There is no role for misogynist people in society
When hearing this story, which goes beyond what I have just written and focuses heavily on the fact that she is a woman, I find myself compelled to re-educate anyone around me that believes that this behaviour and thought-process is acceptable.
I've built a business based on credentials of the people who are employed in our business regardless of sex, age, religion or race. Each have brought something to the table, but mostly, it's a firm appreciation by all that what makes us different makes us beautiful and unique. To have opportunity to work with people from all over the world and to share meals with people who may be Muslim or Jewish or Catholic or any other religion is an absolute privilege.
I am fascinated by their stories as much as they like to listen to mine.
When it comes to being male or female, and our ages, it becomes personal for a different reason. Should I not hire someone who has ample experience, is up-to-date with all the latest in marketing technologies because they have been deemed to age out? Absolutely not.
Everyone should always been given credit for who they are and what they bring to the table - regardless.
We hear commentary by sportspeople, politicans, business people and in every day life, that is now unacceptable. Women are not meant to be in the kitchen. They can be if they so choose to be, but they have every right to sit at the boardroom table and contribute.
If someone has been in an industry for many years, then it's their experience and potentially mentorship that gives value to generations to come.
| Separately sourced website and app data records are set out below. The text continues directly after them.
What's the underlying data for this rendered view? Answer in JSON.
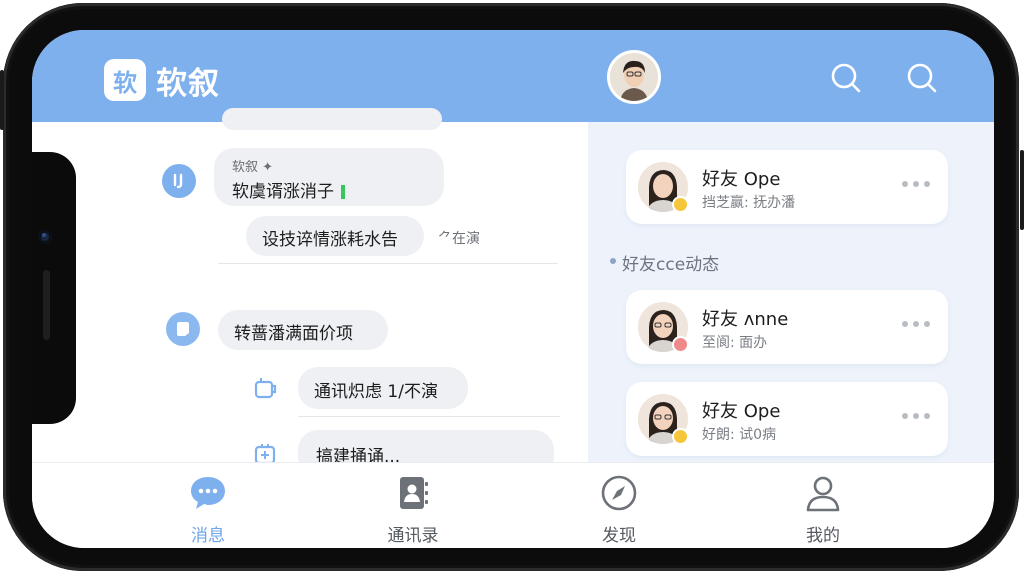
{
  "app": {
    "logo_char": "软",
    "title": "软叙"
  },
  "header": {
    "icons": [
      "search-icon",
      "search-icon"
    ]
  },
  "chat": {
    "bubble1": {
      "sender": "软叙 ✦",
      "text": "软虞谞涨消子"
    },
    "bubble2": {
      "text": "设技谇情涨耗水告"
    },
    "side_label": "⺈在演",
    "bubble3": {
      "text": "转蔷潘满面价项"
    },
    "bubble4": {
      "text": "通讯炽虑 1/不演"
    },
    "bubble5": {
      "text": "搞建捅诵..."
    }
  },
  "right": {
    "card1": {
      "name": "好友 Ope",
      "sub": "挡芝赢: 抚办潘",
      "status_color": "#f5c53a"
    },
    "section_title": "好友ссе动态",
    "card2": {
      "name": "好友 ʌnne",
      "sub": "至阆: 面办",
      "status_color": "#f08a8a"
    },
    "card3": {
      "name": "好友 Ope",
      "sub": "好朗: 试0病",
      "status_color": "#f5c53a"
    }
  },
  "tabs": [
    {
      "label": "消息",
      "icon": "chat-bubble-icon",
      "active": true
    },
    {
      "label": "通讯录",
      "icon": "contacts-icon",
      "active": false
    },
    {
      "label": "发现",
      "icon": "compass-icon",
      "active": false
    },
    {
      "label": "我的",
      "icon": "person-icon",
      "active": false
    }
  ],
  "colors": {
    "accent": "#7fb0ee",
    "active_tab": "#6fa4e8"
  }
}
Don't put that down. Applaud it. Celebrate it. Learn from it.
I have been always against International Women's Day because there is no International Men's Day. I know that some men don't have a healthy respect for women outside the kitchen and bedroom. They exist. But likewise, there are some women who don't always do and say the right things about men. Yes, there are men haters out there too.
But what is important is that we all embrace change. We contribute positively to saying that there is no place for gender inequality, and that both men and women champion this cause.
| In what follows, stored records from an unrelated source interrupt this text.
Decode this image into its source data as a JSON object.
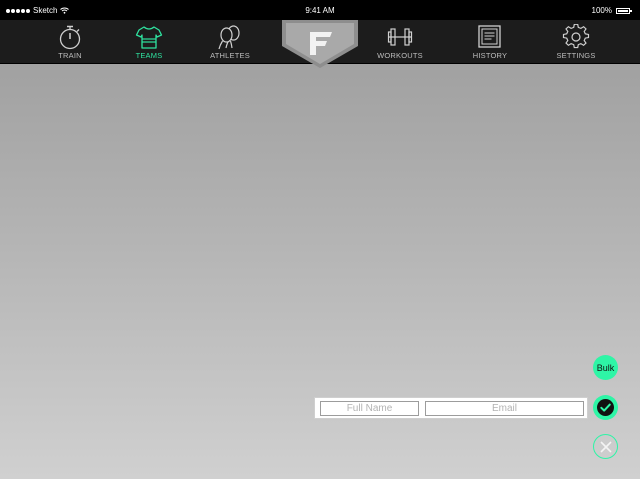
{
  "status_bar": {
    "carrier": "Sketch",
    "time": "9:41 AM",
    "battery": "100%"
  },
  "nav": {
    "items": [
      {
        "label": "TRAIN",
        "icon": "stopwatch-icon",
        "active": false
      },
      {
        "label": "TEAMS",
        "icon": "jersey-icon",
        "active": true
      },
      {
        "label": "ATHLETES",
        "icon": "people-icon",
        "active": false
      },
      {
        "label": "WORKOUTS",
        "icon": "dumbbell-icon",
        "active": false
      },
      {
        "label": "HISTORY",
        "icon": "document-icon",
        "active": false
      },
      {
        "label": "SETTINGS",
        "icon": "gear-icon",
        "active": false
      }
    ],
    "logo_letter": "F"
  },
  "actions": {
    "bulk_label": "Bulk",
    "confirm_icon": "checkmark-icon",
    "cancel_icon": "close-icon"
  },
  "add_athlete": {
    "name_placeholder": "Full Name",
    "email_placeholder": "Email",
    "name_value": "",
    "email_value": ""
  },
  "colors": {
    "accent": "#2ef5a6",
    "nav_background": "#1c1c1c",
    "nav_label": "#bdbdbd",
    "active_label": "#2fe3a0"
  }
}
I spoke at Rare Birds Conference this year, and loved the fact that Jo Burston took the initiative to not exclude men, but include them and make them very much part of her movement.
We are all on this planet and our role is to make it a better place then when we arrived. We all need to work towards being kinder, more generous and building a sustainable environment. Being role models for the young is paramount to seeing them contribute positively in the future.
The recent school debacle in a Brighton public school with "slut shaming" of innocent young girls by senior boys at the school brought to light the fact that more needs to be done and it starts first and foremost at home and extends to classroom and every aspect of life. We cannot have children thinking it's ok to do be a misogynist or sexist or racist.
I cannot speak highly enough of those willing to speak out and challenge the people that are thinking that this behaviour is ok. If someone has a public profile, and it is valuable to the organisations they represent, throwing the carpet over the problem is not going to solve it. If they were not so "valuable" they would be fired. It's still a boys club with some women not having the balls to stand up and be counted.
Let's not shy away from this debate and instead keep forging ahead celebrating both men and women and being more mindful of the things we say and do.
Kindess and compassion never goes out of fashion.